The election's results, including Democratic President Joe Biden's 154,000-vote victory in Michigan, are "not matters of opinion" but are facts, Acker said during his speech at the beginning of the meeting.
"No man or woman can lead who denies objective truths," he said. "We cannot claim we are a democracy while standing with those who would reject it for conspiracy-laden minority rule."
Acker's speech did not reference fellow regent Ron Weiser, the new chairman of the Michigan Republican Party. But Weiser, an Ann Arbor businessman, has been criticized for choosing GOP activist Meshawn Maddock as his co-chair. Maddock supported efforts to overturn the results of the election last year as former President Donald Trump levied unproven claims of widespread election fraud.
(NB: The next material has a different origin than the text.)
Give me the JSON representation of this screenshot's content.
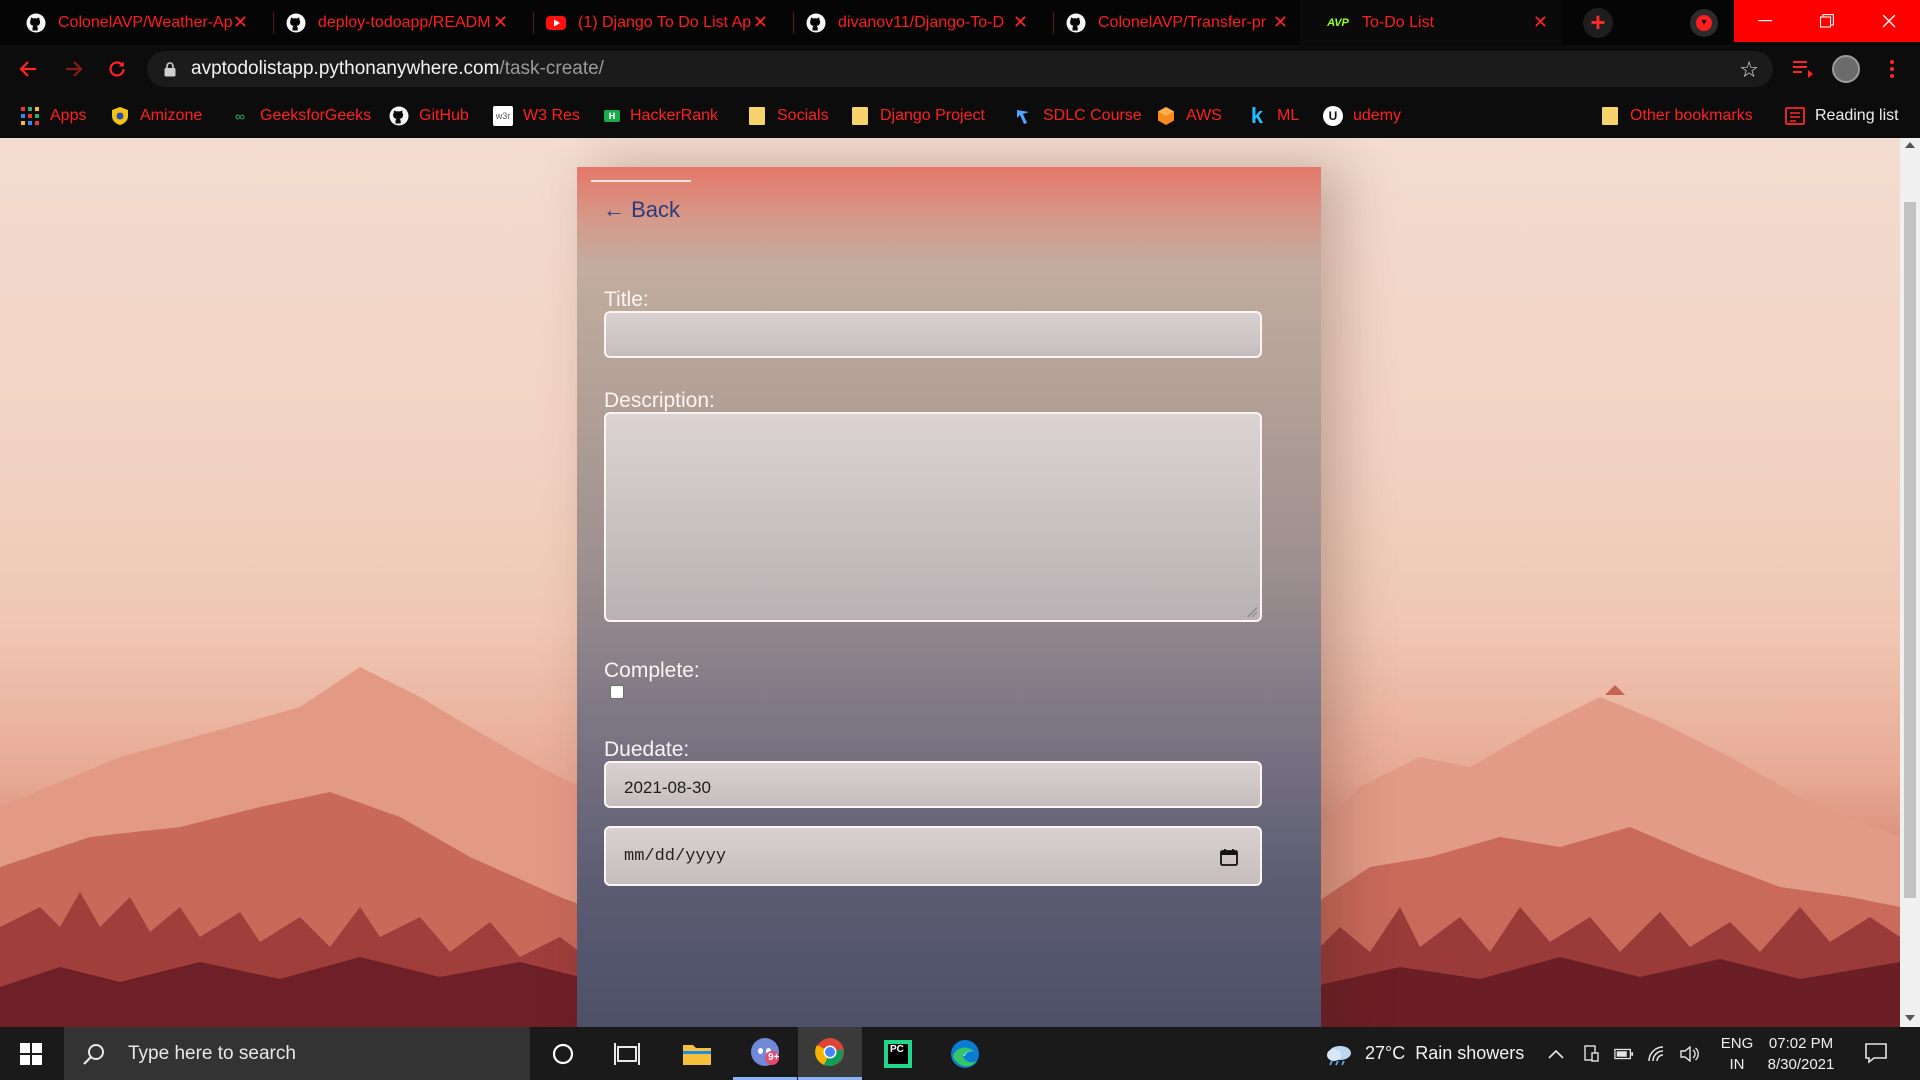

Weiser did not attend Thursday's meeting.
On Dec. 14, as Michigan's presidential electors met, Maddock was among a group of Republicans who tried to enter the state Capitol to cast their own electoral votes for Trump. They were turned away by security.
According to a document filed in a court case, Maddock was one of 16 Michigan Trump "electors" who signed a certificate of votes for the president, who lost the state's election. The document said the GOP electors had "convened" in the Capitol, but they weren't actually allowed inside the building.
The men and women who physically stormed the U.S. Capitol on Jan. 6 are no different than those who "screamed that the election was stolen, rigged and a hoax or funded these lies," Acker said during his speech.
"These cynical lies of political convenience were made knowing that citizens would believe them. There was, in fact, no steal to stop," Acker said. "These lies are every bit as dangerous as the men and women who killed and maimed on their behalf."